▶ **What to do**:
Which lines of the records below contain the word "DISTRICT"? Report each of them in full.

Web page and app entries
────────────────────

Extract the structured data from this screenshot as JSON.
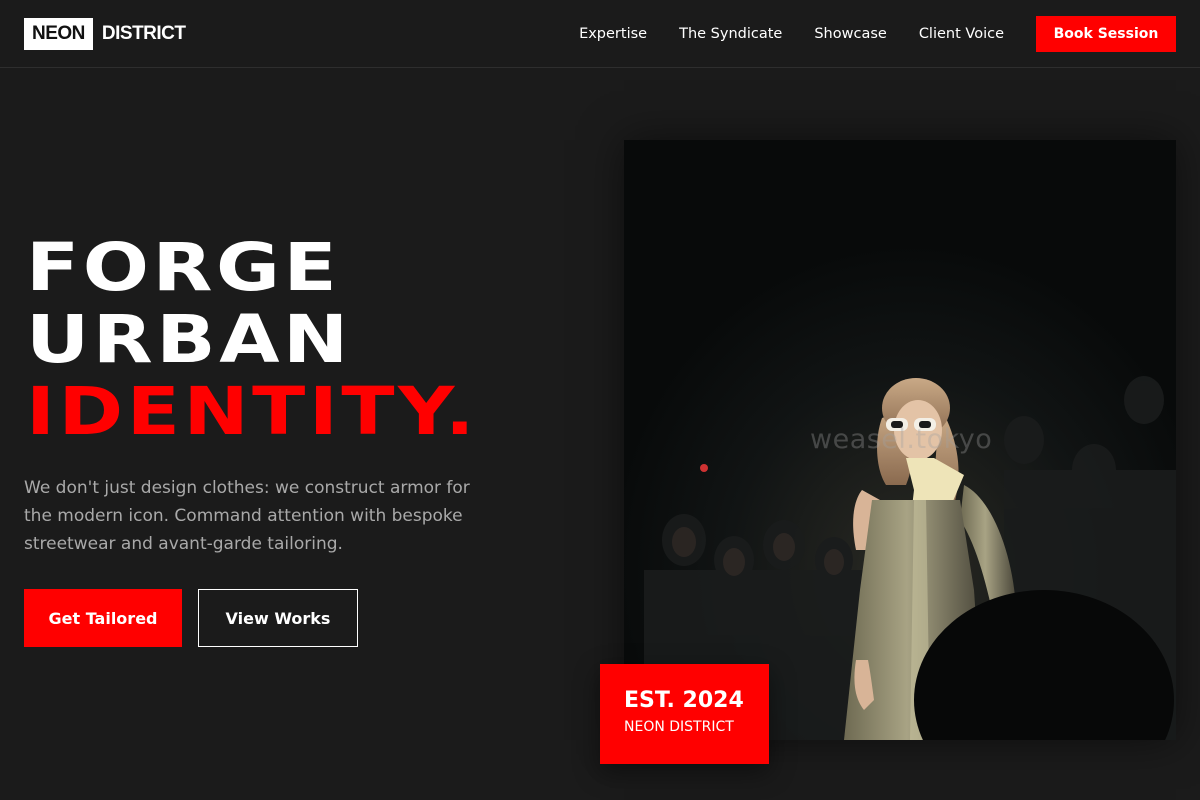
{
  "header": {
    "logo_box": "NEON",
    "logo_text": "DISTRICT",
    "nav": [
      "Expertise",
      "The Syndicate",
      "Showcase",
      "Client Voice"
    ],
    "cta": "Book Session"
  },
  "hero": {
    "headline_line1": "FORGE",
    "headline_line2": "URBAN",
    "headline_line3": "IDENTITY.",
    "subtext": "We don't just design clothes: we construct armor for the modern icon. Command attention with bespoke streetwear and avant-garde tailoring.",
    "primary_cta": "Get Tailored",
    "secondary_cta": "View Works"
  },
  "image": {
    "watermark": "weasel.tokyo"
  },
  "badge": {
    "year": "EST. 2024",
    "label": "NEON DISTRICT"
  },
  "colors": {
    "background": "#1b1b1b",
    "accent": "#ff0000",
    "text": "#ffffff",
    "muted": "#a9a9a9"
  }
}
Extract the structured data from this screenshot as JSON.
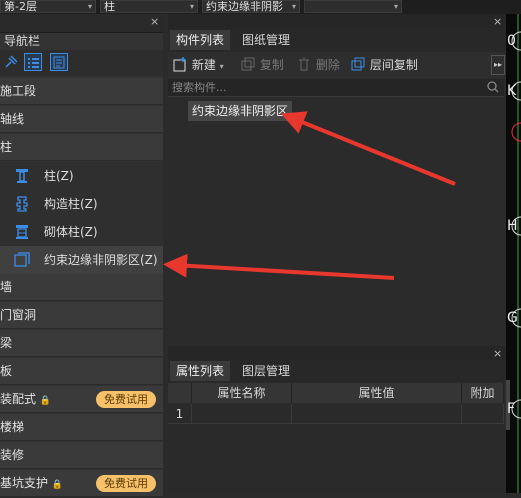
{
  "topbar": {
    "floor": "第-2层",
    "type": "柱",
    "subtype": "约束边缘非阴影",
    "extra": ""
  },
  "nav": {
    "title": "导航栏",
    "close": "×",
    "sections": [
      {
        "label": "施工段"
      },
      {
        "label": "轴线"
      },
      {
        "label": "柱"
      },
      {
        "label": "墙"
      },
      {
        "label": "门窗洞"
      },
      {
        "label": "梁"
      },
      {
        "label": "板"
      },
      {
        "label": "装配式",
        "badge": "免费试用"
      },
      {
        "label": "楼梯"
      },
      {
        "label": "装修"
      },
      {
        "label": "基坑支护",
        "badge": "免费试用"
      }
    ],
    "column_items": [
      {
        "label": "柱(Z)",
        "icon": "column-icon"
      },
      {
        "label": "构造柱(Z)",
        "icon": "structural-column-icon"
      },
      {
        "label": "砌体柱(Z)",
        "icon": "masonry-column-icon"
      },
      {
        "label": "约束边缘非阴影区(Z)",
        "icon": "edge-zone-icon"
      }
    ]
  },
  "components": {
    "tabs": [
      "构件列表",
      "图纸管理"
    ],
    "new": "新建",
    "copy": "复制",
    "delete": "删除",
    "floor_copy": "层间复制",
    "search_placeholder": "搜索构件...",
    "items": [
      "约束边缘非阴影区"
    ],
    "close": "×"
  },
  "properties": {
    "tabs": [
      "属性列表",
      "图层管理"
    ],
    "columns": [
      "属性名称",
      "属性值",
      "附加"
    ],
    "rows": [
      {
        "index": "1",
        "name": "",
        "value": "",
        "extra": ""
      }
    ],
    "close": "×"
  },
  "canvas": {
    "axis_labels": [
      "0",
      "K",
      "H",
      "G",
      "F"
    ]
  },
  "colors": {
    "accent": "#3c8de8",
    "badge": "#f6c16a",
    "arrow": "#e8382e"
  }
}
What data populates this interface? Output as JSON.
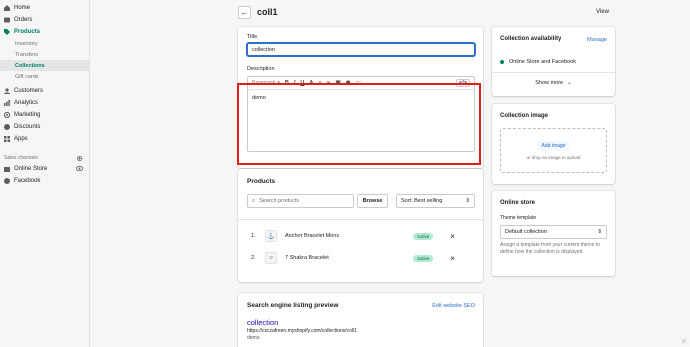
{
  "sidebar": {
    "items": [
      {
        "label": "Home"
      },
      {
        "label": "Orders"
      },
      {
        "label": "Products"
      }
    ],
    "product_subitems": [
      "Inventory",
      "Transfers",
      "Collections",
      "Gift cards"
    ],
    "items2": [
      {
        "label": "Customers"
      },
      {
        "label": "Analytics"
      },
      {
        "label": "Marketing"
      },
      {
        "label": "Discounts"
      },
      {
        "label": "Apps"
      }
    ],
    "sales_channels_title": "Sales channels",
    "channels": [
      "Online Store",
      "Facebook"
    ]
  },
  "header": {
    "title": "coll1",
    "view_label": "View"
  },
  "details": {
    "title_label": "Title",
    "title_value": "collection",
    "description_label": "Description",
    "format_select": "Paragraph",
    "description_text": "demo"
  },
  "products": {
    "title": "Products",
    "search_placeholder": "Search products",
    "browse_label": "Browse",
    "sort_label": "Sort: Best selling",
    "rows": [
      {
        "num": "1.",
        "name": "Anchor Bracelet Mens",
        "status": "Active"
      },
      {
        "num": "2.",
        "name": "7 Shakra Bracelet",
        "status": "Active"
      }
    ]
  },
  "seo": {
    "title": "Search engine listing preview",
    "edit_link": "Edit website SEO",
    "preview_title": "collection",
    "preview_url": "https://csczafreen.myshopify.com/collections/coll1",
    "preview_desc": "demo"
  },
  "availability": {
    "title": "Collection availability",
    "manage_label": "Manage",
    "channel_text": "Online Store and Facebook",
    "show_more": "Show more"
  },
  "image": {
    "title": "Collection image",
    "add_label": "Add image",
    "drop_text": "or drop an image to upload"
  },
  "online_store": {
    "title": "Online store",
    "template_label": "Theme template",
    "template_value": "Default collection",
    "help_text": "Assign a template from your current theme to define how the collection is displayed."
  },
  "colors": {
    "accent": "#008060",
    "link": "#2c6ecb",
    "highlight": "#e01e1e"
  }
}
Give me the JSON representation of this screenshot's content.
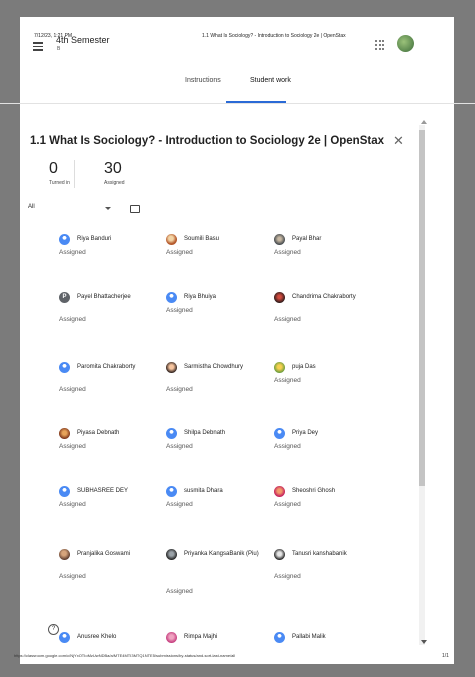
{
  "print_header": {
    "timestamp": "7/12/23, 1:21 PM",
    "page_title": "1.1 What Is Sociology? - Introduction to Sociology 2e | OpenStax"
  },
  "print_footer": {
    "url": "https://classroom.google.com/c/NjYxOTIoMzUwNDBa/a/MTE4MTI3MTQ1NTE5/submissions/by-status/and-sort-last-name/all",
    "page": "1/1"
  },
  "course": {
    "name": "4th Semester",
    "section": "B"
  },
  "tabs": [
    {
      "label": "Instructions"
    },
    {
      "label": "Student work"
    }
  ],
  "assignment": {
    "title": "1.1 What Is Sociology? - Introduction to Sociology 2e | OpenStax",
    "close_icon": "close-icon"
  },
  "counts": {
    "turned_in": {
      "value": "0",
      "label": "Turned in"
    },
    "assigned": {
      "value": "30",
      "label": "Assigned"
    }
  },
  "filter": {
    "selected": "All"
  },
  "students": [
    {
      "name": "Riya Banduri",
      "status": "Assigned",
      "avatar": "blue"
    },
    {
      "name": "Soumili Basu",
      "status": "Assigned",
      "avatar": "photo1"
    },
    {
      "name": "Payal Bhar",
      "status": "Assigned",
      "avatar": "photo2"
    },
    {
      "name": "Payel Bhattacherjee",
      "status": "Assigned",
      "avatar": "letter",
      "initial": "P"
    },
    {
      "name": "Riya Bhuiya",
      "status": "Assigned",
      "avatar": "blue"
    },
    {
      "name": "Chandrima Chakraborty",
      "status": "Assigned",
      "avatar": "photo3"
    },
    {
      "name": "Paromita Chakraborty",
      "status": "Assigned",
      "avatar": "blue"
    },
    {
      "name": "Sarmistha Chowdhury",
      "status": "Assigned",
      "avatar": "photo4"
    },
    {
      "name": "puja Das",
      "status": "Assigned",
      "avatar": "photo5"
    },
    {
      "name": "Piyasa Debnath",
      "status": "Assigned",
      "avatar": "photo6"
    },
    {
      "name": "Shilpa Debnath",
      "status": "Assigned",
      "avatar": "blue"
    },
    {
      "name": "Priya Dey",
      "status": "Assigned",
      "avatar": "blue"
    },
    {
      "name": "SUBHASREE DEY",
      "status": "Assigned",
      "avatar": "blue"
    },
    {
      "name": "susmita Dhara",
      "status": "Assigned",
      "avatar": "blue"
    },
    {
      "name": "Sheoshri Ghosh",
      "status": "Assigned",
      "avatar": "photo7"
    },
    {
      "name": "Pranjalika Goswami",
      "status": "Assigned",
      "avatar": "photo8"
    },
    {
      "name": "Priyanka KangsaBanik (Piu)",
      "status": "Assigned",
      "avatar": "photo9"
    },
    {
      "name": "Tanusri kanshabanik",
      "status": "Assigned",
      "avatar": "photo10"
    },
    {
      "name": "Anusree Khelo",
      "status": "",
      "avatar": "blue"
    },
    {
      "name": "Rimpa Majhi",
      "status": "",
      "avatar": "photo11"
    },
    {
      "name": "Pallabi Malik",
      "status": "",
      "avatar": "blue"
    }
  ],
  "colors": {
    "accent": "#2a6ad6",
    "default_avatar": "#4a8af4"
  }
}
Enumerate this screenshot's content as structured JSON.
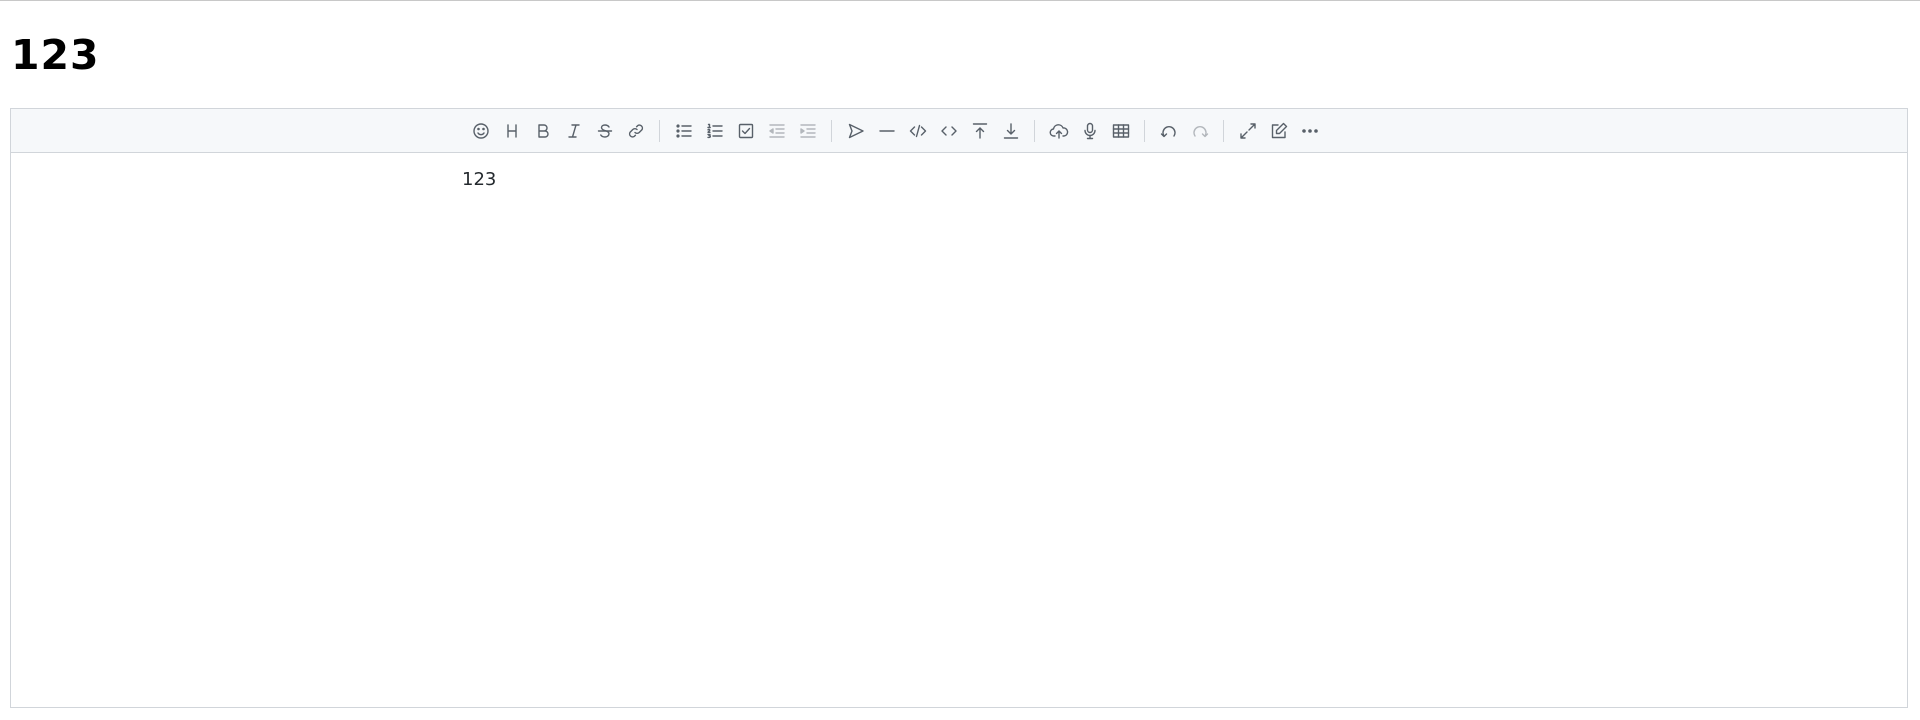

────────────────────

▶ **Task response**:
    "logo_text": "DISTRICT",
    "label": "NEON DISTRICT"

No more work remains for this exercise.